* Problem to work on *
Please return each entry in the listing exactly.

* Entries supplied *
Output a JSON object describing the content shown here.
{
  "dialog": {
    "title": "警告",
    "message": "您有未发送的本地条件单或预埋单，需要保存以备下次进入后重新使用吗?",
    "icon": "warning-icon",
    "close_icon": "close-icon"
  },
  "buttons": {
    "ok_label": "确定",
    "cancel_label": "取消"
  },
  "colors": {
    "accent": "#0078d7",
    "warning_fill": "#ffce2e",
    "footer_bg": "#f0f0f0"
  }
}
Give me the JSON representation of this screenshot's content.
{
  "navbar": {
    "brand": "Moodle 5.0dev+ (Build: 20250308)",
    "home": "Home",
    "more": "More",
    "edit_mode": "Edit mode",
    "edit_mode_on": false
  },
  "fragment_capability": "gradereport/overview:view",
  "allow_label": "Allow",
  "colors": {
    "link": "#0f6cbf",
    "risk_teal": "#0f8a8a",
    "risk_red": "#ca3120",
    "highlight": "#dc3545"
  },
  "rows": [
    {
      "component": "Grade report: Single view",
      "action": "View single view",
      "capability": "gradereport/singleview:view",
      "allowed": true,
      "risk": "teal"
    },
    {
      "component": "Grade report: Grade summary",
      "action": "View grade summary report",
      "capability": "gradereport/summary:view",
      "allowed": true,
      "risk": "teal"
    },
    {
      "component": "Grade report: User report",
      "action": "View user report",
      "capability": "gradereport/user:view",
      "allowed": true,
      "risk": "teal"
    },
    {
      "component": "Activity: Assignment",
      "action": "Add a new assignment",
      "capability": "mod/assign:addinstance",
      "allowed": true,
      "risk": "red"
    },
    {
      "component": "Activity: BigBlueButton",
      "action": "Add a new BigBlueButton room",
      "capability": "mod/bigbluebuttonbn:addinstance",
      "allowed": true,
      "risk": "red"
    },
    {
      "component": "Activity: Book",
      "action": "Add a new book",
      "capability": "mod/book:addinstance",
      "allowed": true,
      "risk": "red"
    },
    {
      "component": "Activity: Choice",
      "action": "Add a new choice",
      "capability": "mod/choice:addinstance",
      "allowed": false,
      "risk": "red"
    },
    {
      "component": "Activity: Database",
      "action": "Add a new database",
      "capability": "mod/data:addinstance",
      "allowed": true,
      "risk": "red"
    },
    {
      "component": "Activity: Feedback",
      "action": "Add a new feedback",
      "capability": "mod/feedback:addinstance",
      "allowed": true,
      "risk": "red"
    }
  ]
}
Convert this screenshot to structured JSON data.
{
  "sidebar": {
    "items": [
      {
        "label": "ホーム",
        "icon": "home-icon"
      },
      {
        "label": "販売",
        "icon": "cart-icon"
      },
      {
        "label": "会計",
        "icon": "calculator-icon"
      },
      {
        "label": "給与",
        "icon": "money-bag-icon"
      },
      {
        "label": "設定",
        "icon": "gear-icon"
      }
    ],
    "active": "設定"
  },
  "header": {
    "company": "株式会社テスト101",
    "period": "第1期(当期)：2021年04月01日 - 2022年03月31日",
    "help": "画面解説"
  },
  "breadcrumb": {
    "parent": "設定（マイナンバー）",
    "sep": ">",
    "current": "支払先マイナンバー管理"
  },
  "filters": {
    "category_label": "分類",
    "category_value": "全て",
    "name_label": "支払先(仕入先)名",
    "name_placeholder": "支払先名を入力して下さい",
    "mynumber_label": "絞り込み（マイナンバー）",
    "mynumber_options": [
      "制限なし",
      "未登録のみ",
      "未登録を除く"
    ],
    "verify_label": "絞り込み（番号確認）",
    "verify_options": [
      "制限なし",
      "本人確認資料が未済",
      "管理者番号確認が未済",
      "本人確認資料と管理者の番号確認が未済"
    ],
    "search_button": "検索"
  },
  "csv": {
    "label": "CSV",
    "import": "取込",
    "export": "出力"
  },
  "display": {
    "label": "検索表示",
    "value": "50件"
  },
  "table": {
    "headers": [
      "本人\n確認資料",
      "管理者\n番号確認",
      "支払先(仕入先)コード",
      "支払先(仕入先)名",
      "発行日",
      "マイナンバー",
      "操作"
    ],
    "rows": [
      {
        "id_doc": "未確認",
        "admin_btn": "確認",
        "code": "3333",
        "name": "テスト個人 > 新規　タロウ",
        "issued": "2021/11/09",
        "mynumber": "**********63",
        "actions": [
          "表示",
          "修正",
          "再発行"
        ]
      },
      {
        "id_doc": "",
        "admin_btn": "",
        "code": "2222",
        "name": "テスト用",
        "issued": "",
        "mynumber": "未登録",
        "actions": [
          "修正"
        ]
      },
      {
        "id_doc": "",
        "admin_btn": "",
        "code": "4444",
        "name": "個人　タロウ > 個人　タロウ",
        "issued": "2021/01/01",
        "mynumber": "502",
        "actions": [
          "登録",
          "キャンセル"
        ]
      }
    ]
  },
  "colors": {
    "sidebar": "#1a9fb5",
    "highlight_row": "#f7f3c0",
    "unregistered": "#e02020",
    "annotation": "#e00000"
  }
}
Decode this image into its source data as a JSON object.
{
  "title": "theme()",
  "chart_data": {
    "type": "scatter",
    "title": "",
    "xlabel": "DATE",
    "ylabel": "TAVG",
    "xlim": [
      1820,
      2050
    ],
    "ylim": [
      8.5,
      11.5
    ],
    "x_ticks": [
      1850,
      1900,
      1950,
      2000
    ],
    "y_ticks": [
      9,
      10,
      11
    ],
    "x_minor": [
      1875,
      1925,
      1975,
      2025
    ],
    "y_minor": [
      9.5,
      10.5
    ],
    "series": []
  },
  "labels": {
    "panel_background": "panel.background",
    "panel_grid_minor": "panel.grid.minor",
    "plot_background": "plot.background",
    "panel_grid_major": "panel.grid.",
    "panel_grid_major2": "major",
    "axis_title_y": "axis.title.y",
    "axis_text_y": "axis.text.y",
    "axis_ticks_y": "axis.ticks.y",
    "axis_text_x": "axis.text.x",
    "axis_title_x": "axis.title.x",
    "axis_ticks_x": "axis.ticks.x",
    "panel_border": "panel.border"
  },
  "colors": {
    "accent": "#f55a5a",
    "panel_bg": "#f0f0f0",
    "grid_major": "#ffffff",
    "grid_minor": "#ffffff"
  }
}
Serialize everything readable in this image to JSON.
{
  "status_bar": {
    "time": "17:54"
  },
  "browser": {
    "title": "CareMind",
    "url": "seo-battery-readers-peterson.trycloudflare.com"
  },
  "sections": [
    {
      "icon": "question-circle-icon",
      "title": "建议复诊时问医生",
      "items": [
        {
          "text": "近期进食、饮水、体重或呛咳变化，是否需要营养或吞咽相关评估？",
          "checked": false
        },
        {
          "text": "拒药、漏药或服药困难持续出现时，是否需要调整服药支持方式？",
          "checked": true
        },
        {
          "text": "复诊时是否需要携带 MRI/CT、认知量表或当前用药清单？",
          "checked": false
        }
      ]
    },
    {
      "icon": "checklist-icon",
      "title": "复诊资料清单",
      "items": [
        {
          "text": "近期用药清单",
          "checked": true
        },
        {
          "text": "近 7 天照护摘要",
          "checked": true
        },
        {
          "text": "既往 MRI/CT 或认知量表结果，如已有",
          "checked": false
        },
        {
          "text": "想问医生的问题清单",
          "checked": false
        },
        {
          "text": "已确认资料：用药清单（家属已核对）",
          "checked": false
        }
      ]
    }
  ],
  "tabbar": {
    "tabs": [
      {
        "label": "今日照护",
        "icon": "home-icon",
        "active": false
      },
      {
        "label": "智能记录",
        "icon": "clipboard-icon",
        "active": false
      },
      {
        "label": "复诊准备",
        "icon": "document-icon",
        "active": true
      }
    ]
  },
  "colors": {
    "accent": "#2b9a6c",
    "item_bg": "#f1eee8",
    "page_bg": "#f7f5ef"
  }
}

* Expected output *
Output a JSON object describing the content shown here.
{
  "dialog": {
    "title": "警告",
    "message": "您有未发送的本地条件单或预埋单，需要保存以备下次进入后重新使用吗?",
    "icon": "warning-icon",
    "close_icon": "close-icon"
  },
  "buttons": {
    "ok_label": "确定",
    "cancel_label": "取消"
  },
  "colors": {
    "accent": "#0078d7",
    "warning_fill": "#ffce2e",
    "footer_bg": "#f0f0f0"
  }
}
Give me the JSON representation of this screenshot's content.
{
  "navbar": {
    "brand": "Moodle 5.0dev+ (Build: 20250308)",
    "home": "Home",
    "more": "More",
    "edit_mode": "Edit mode",
    "edit_mode_on": false
  },
  "fragment_capability": "gradereport/overview:view",
  "allow_label": "Allow",
  "colors": {
    "link": "#0f6cbf",
    "risk_teal": "#0f8a8a",
    "risk_red": "#ca3120",
    "highlight": "#dc3545"
  },
  "rows": [
    {
      "component": "Grade report: Single view",
      "action": "View single view",
      "capability": "gradereport/singleview:view",
      "allowed": true,
      "risk": "teal"
    },
    {
      "component": "Grade report: Grade summary",
      "action": "View grade summary report",
      "capability": "gradereport/summary:view",
      "allowed": true,
      "risk": "teal"
    },
    {
      "component": "Grade report: User report",
      "action": "View user report",
      "capability": "gradereport/user:view",
      "allowed": true,
      "risk": "teal"
    },
    {
      "component": "Activity: Assignment",
      "action": "Add a new assignment",
      "capability": "mod/assign:addinstance",
      "allowed": true,
      "risk": "red"
    },
    {
      "component": "Activity: BigBlueButton",
      "action": "Add a new BigBlueButton room",
      "capability": "mod/bigbluebuttonbn:addinstance",
      "allowed": true,
      "risk": "red"
    },
    {
      "component": "Activity: Book",
      "action": "Add a new book",
      "capability": "mod/book:addinstance",
      "allowed": true,
      "risk": "red"
    },
    {
      "component": "Activity: Choice",
      "action": "Add a new choice",
      "capability": "mod/choice:addinstance",
      "allowed": false,
      "risk": "red"
    },
    {
      "component": "Activity: Database",
      "action": "Add a new database",
      "capability": "mod/data:addinstance",
      "allowed": true,
      "risk": "red"
    },
    {
      "component": "Activity: Feedback",
      "action": "Add a new feedback",
      "capability": "mod/feedback:addinstance",
      "allowed": true,
      "risk": "red"
    }
  ]
}
Convert this screenshot to structured JSON data.
{
  "sidebar": {
    "items": [
      {
        "label": "ホーム",
        "icon": "home-icon"
      },
      {
        "label": "販売",
        "icon": "cart-icon"
      },
      {
        "label": "会計",
        "icon": "calculator-icon"
      },
      {
        "label": "給与",
        "icon": "money-bag-icon"
      },
      {
        "label": "設定",
        "icon": "gear-icon"
      }
    ],
    "active": "設定"
  },
  "header": {
    "company": "株式会社テスト101",
    "period": "第1期(当期)：2021年04月01日 - 2022年03月31日",
    "help": "画面解説"
  },
  "breadcrumb": {
    "parent": "設定（マイナンバー）",
    "sep": ">",
    "current": "支払先マイナンバー管理"
  },
  "filters": {
    "category_label": "分類",
    "category_value": "全て",
    "name_label": "支払先(仕入先)名",
    "name_placeholder": "支払先名を入力して下さい",
    "mynumber_label": "絞り込み（マイナンバー）",
    "mynumber_options": [
      "制限なし",
      "未登録のみ",
      "未登録を除く"
    ],
    "verify_label": "絞り込み（番号確認）",
    "verify_options": [
      "制限なし",
      "本人確認資料が未済",
      "管理者番号確認が未済",
      "本人確認資料と管理者の番号確認が未済"
    ],
    "search_button": "検索"
  },
  "csv": {
    "label": "CSV",
    "import": "取込",
    "export": "出力"
  },
  "display": {
    "label": "検索表示",
    "value": "50件"
  },
  "table": {
    "headers": [
      "本人\n確認資料",
      "管理者\n番号確認",
      "支払先(仕入先)コード",
      "支払先(仕入先)名",
      "発行日",
      "マイナンバー",
      "操作"
    ],
    "rows": [
      {
        "id_doc": "未確認",
        "admin_btn": "確認",
        "code": "3333",
        "name": "テスト個人 > 新規　タロウ",
        "issued": "2021/11/09",
        "mynumber": "**********63",
        "actions": [
          "表示",
          "修正",
          "再発行"
        ]
      },
      {
        "id_doc": "",
        "admin_btn": "",
        "code": "2222",
        "name": "テスト用",
        "issued": "",
        "mynumber": "未登録",
        "actions": [
          "修正"
        ]
      },
      {
        "id_doc": "",
        "admin_btn": "",
        "code": "4444",
        "name": "個人　タロウ > 個人　タロウ",
        "issued": "2021/01/01",
        "mynumber": "502",
        "actions": [
          "登録",
          "キャンセル"
        ]
      }
    ]
  },
  "colors": {
    "sidebar": "#1a9fb5",
    "highlight_row": "#f7f3c0",
    "unregistered": "#e02020",
    "annotation": "#e00000"
  }
}
Decode this image into its source data as a JSON object.
{
  "title": "theme()",
  "chart_data": {
    "type": "scatter",
    "title": "",
    "xlabel": "DATE",
    "ylabel": "TAVG",
    "xlim": [
      1820,
      2050
    ],
    "ylim": [
      8.5,
      11.5
    ],
    "x_ticks": [
      1850,
      1900,
      1950,
      2000
    ],
    "y_ticks": [
      9,
      10,
      11
    ],
    "x_minor": [
      1875,
      1925,
      1975,
      2025
    ],
    "y_minor": [
      9.5,
      10.5
    ],
    "series": []
  },
  "labels": {
    "panel_background": "panel.background",
    "panel_grid_minor": "panel.grid.minor",
    "plot_background": "plot.background",
    "panel_grid_major": "panel.grid.",
    "panel_grid_major2": "major",
    "axis_title_y": "axis.title.y",
    "axis_text_y": "axis.text.y",
    "axis_ticks_y": "axis.ticks.y",
    "axis_text_x": "axis.text.x",
    "axis_title_x": "axis.title.x",
    "axis_ticks_x": "axis.ticks.x",
    "panel_border": "panel.border"
  },
  "colors": {
    "accent": "#f55a5a",
    "panel_bg": "#f0f0f0",
    "grid_major": "#ffffff",
    "grid_minor": "#ffffff"
  }
}
Serialize everything readable in this image to JSON.
{
  "status_bar": {
    "time": "17:54"
  },
  "browser": {
    "title": "CareMind",
    "url": "seo-battery-readers-peterson.trycloudflare.com"
  },
  "sections": [
    {
      "icon": "question-circle-icon",
      "title": "建议复诊时问医生",
      "items": [
        {
          "text": "近期进食、饮水、体重或呛咳变化，是否需要营养或吞咽相关评估？",
          "checked": false
        },
        {
          "text": "拒药、漏药或服药困难持续出现时，是否需要调整服药支持方式？",
          "checked": true
        },
        {
          "text": "复诊时是否需要携带 MRI/CT、认知量表或当前用药清单？",
          "checked": false
        }
      ]
    },
    {
      "icon": "checklist-icon",
      "title": "复诊资料清单",
      "items": [
        {
          "text": "近期用药清单",
          "checked": true
        },
        {
          "text": "近 7 天照护摘要",
          "checked": true
        },
        {
          "text": "既往 MRI/CT 或认知量表结果，如已有",
          "checked": false
        },
        {
          "text": "想问医生的问题清单",
          "checked": false
        },
        {
          "text": "已确认资料：用药清单（家属已核对）",
          "checked": false
        }
      ]
    }
  ],
  "tabbar": {
    "tabs": [
      {
        "label": "今日照护",
        "icon": "home-icon",
        "active": false
      },
      {
        "label": "智能记录",
        "icon": "clipboard-icon",
        "active": false
      },
      {
        "label": "复诊准备",
        "icon": "document-icon",
        "active": true
      }
    ]
  },
  "colors": {
    "accent": "#2b9a6c",
    "item_bg": "#f1eee8",
    "page_bg": "#f7f5ef"
  }
}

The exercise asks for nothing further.